The Affordable Care Act, Breastfeeding, and Breast Pump Health Insurance Coverage

Published in: JAMA Pediatrics, Volume 172, No. 11, pages 997–1108 (November 2018). doi: 10.1001/jamapediatrics.2018.2003

by Kandice A. Kapinos, Lindsey Bullinger, Tami Gurley-Calvez

Read More

Access further information on this document at JAMA Pediatrics

This article was published outside of RAND. The full text of the article can be found at the link above.

The Patient Protection and Affordable Care Act (ACA) required private health insurers to cover breast pumps for new mothers without cost sharing through the preventive service mandate (§2713) starting in late 2012. With 49% of all births in the United States covered by private health insurance, this mandate has the potential to affect approximately 1.9 million women and their infants each year. Evidence suggests that this policy change resulted in more mothers attempting breastfeeding, as well as breastfeeding for a longer period.

This report is part of the RAND Corporation External publication series. Many RAND studies are published in peer-reviewed scholarly journals, as chapters in commercial books, or as documents published by other organizations.

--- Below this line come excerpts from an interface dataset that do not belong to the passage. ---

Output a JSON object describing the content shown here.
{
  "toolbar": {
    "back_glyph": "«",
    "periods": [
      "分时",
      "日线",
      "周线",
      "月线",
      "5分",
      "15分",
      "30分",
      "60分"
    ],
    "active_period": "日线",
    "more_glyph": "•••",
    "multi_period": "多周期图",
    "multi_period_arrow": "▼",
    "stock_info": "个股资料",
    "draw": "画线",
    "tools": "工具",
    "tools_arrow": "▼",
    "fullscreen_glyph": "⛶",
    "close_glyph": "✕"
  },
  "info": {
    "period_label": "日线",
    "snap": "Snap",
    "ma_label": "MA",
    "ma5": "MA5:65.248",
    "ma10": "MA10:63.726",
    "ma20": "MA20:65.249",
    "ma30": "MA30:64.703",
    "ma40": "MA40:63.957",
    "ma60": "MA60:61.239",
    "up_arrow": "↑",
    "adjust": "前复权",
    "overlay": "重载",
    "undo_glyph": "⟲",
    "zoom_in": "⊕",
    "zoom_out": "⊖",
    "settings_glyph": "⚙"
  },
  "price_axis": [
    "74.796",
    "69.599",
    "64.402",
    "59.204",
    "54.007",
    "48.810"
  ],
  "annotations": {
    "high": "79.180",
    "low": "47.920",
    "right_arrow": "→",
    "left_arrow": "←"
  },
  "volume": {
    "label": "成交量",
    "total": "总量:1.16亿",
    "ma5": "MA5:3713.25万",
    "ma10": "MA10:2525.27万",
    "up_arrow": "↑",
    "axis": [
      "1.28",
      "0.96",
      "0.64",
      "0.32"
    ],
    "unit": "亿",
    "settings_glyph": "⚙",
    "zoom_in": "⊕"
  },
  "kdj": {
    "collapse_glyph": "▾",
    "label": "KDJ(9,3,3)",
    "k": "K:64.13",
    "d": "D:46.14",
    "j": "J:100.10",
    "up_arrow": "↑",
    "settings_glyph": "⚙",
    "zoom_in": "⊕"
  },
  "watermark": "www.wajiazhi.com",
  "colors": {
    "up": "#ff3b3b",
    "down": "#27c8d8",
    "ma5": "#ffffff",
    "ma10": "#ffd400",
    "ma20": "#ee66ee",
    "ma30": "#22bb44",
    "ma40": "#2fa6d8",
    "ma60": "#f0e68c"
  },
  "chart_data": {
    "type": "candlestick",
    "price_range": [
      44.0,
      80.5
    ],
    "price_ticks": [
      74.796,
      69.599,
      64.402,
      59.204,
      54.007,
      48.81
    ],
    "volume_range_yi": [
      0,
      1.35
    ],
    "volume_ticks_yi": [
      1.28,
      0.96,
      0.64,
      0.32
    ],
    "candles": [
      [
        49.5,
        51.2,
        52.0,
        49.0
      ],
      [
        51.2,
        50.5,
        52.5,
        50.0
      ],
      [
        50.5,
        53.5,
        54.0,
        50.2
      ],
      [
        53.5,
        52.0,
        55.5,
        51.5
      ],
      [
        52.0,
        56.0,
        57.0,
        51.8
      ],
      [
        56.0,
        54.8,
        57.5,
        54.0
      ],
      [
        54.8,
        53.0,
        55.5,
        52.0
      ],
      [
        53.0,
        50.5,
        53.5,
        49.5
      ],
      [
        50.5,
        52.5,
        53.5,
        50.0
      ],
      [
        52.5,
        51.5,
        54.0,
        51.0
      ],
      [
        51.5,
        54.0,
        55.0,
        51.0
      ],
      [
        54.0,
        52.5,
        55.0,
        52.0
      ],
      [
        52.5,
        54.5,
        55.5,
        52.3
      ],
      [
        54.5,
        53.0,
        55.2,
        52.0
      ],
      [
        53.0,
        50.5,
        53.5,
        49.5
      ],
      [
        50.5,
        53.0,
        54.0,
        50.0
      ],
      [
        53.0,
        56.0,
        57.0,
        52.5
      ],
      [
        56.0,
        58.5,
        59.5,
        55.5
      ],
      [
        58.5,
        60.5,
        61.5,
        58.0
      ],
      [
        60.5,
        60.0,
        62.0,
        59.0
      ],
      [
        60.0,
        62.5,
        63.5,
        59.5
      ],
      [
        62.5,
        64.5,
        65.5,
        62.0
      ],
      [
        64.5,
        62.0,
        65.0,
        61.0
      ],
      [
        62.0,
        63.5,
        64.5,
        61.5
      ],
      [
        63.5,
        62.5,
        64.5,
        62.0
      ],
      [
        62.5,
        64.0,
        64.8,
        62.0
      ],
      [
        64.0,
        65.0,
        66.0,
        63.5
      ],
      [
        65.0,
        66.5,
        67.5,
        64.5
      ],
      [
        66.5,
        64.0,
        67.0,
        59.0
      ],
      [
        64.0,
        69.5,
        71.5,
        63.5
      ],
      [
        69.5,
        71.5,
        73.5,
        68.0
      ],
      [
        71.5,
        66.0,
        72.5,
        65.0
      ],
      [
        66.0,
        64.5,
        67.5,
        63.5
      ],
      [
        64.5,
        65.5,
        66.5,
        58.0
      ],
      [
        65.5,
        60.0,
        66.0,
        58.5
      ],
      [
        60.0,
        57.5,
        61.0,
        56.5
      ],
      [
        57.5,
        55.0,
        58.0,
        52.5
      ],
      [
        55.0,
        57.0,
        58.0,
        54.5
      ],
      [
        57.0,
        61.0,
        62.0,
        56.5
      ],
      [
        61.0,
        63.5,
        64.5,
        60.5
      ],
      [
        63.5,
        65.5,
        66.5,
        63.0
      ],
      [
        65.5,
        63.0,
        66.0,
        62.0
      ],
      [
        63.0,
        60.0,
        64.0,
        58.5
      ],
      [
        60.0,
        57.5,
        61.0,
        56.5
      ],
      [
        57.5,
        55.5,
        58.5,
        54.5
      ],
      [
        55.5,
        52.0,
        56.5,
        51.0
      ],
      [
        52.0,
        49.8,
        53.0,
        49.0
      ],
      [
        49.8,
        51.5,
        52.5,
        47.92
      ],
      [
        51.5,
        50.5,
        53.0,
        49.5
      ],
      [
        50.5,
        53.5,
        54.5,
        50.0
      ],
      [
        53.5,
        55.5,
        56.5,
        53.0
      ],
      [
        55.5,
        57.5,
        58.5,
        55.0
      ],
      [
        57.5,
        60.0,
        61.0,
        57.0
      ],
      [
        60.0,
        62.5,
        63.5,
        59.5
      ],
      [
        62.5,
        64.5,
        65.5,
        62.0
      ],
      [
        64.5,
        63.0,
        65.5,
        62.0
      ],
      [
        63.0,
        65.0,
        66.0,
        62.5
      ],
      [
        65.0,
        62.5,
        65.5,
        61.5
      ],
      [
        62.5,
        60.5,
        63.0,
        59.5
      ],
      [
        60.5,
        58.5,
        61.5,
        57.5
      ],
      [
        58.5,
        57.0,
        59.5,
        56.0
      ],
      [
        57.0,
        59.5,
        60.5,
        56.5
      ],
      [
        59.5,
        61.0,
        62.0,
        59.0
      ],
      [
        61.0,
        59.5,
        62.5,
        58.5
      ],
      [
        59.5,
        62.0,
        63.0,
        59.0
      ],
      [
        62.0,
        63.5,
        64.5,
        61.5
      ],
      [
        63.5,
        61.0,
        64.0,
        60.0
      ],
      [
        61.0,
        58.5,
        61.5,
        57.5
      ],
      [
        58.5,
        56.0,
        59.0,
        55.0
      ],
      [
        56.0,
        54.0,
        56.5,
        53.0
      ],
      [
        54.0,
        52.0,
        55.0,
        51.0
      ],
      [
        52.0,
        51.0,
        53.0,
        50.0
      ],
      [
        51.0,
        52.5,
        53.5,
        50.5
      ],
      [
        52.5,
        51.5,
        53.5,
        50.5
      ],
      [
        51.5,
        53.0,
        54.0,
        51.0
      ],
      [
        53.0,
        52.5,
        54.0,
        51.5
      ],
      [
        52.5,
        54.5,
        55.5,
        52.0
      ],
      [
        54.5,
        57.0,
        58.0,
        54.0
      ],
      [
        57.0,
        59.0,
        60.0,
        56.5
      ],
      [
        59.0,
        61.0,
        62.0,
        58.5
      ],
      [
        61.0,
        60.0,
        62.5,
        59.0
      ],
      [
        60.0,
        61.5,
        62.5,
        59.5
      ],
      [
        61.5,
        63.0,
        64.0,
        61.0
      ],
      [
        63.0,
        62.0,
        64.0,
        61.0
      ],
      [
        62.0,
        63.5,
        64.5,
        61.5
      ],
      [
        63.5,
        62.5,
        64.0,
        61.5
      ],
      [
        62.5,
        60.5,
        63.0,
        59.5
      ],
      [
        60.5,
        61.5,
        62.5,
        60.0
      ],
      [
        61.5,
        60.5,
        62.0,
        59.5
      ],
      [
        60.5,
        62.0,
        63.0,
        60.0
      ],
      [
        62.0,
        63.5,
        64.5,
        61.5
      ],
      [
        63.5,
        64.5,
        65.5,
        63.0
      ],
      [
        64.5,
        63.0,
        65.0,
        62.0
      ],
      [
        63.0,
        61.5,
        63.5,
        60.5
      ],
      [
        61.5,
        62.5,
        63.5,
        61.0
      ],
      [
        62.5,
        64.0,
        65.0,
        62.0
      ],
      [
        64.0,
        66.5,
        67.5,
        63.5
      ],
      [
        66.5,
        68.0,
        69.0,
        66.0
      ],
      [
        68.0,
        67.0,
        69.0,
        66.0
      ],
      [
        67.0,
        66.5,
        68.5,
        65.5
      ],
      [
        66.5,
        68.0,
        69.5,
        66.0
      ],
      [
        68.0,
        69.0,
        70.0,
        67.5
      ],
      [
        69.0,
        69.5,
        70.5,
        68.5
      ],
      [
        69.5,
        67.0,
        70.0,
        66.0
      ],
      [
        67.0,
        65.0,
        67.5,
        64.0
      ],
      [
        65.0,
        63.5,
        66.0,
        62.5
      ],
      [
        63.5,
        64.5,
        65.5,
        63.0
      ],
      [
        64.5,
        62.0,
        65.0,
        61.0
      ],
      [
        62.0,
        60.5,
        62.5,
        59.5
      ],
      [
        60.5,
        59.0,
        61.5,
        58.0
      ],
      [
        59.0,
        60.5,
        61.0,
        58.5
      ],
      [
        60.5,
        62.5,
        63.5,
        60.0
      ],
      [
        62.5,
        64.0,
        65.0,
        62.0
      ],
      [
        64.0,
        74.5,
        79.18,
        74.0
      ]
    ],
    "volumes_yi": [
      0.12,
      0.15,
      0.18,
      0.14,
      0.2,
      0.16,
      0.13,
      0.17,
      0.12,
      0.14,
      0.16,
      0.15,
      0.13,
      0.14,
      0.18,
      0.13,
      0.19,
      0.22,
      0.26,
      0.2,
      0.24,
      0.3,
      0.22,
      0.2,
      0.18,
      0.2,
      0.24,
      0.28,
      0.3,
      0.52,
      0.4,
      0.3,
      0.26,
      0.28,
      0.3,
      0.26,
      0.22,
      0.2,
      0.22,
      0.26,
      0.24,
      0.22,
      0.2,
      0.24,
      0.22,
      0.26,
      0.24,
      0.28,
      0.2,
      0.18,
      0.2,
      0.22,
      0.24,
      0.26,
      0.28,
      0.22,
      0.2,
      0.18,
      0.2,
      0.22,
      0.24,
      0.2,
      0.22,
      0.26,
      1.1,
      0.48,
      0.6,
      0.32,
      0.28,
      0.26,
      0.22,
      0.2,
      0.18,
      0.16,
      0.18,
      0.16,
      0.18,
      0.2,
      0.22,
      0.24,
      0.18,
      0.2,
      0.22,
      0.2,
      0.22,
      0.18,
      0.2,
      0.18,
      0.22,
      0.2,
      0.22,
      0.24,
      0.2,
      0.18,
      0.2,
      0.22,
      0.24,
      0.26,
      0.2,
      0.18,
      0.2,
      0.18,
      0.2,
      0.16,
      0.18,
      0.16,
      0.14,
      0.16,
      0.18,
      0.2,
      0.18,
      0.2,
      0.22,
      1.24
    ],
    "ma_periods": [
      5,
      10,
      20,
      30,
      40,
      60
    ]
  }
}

Our mission to help improve policy and decisionmaking through research and analysis is enabled through our core values of quality and objectivity and our unwavering commitment to the highest level of integrity and ethical behavior. To help ensure our research and analysis are rigorous, objective, and nonpartisan, we subject our research publications to a robust and exacting quality-assurance process; avoid both the appearance and reality of financial and other conflicts of interest through staff training, project screening, and a policy of mandatory disclosure; and pursue transparency in our research engagements through our commitment to the open publication of our research findings and recommendations, disclosure of the source of funding of published research, and policies to ensure intellectual independence. For more information, visit

The RAND Corporation is a nonprofit institution that helps improve policy and decisionmaking through research and analysis. RAND's publications do not necessarily reflect the opinions of its research clients and sponsors.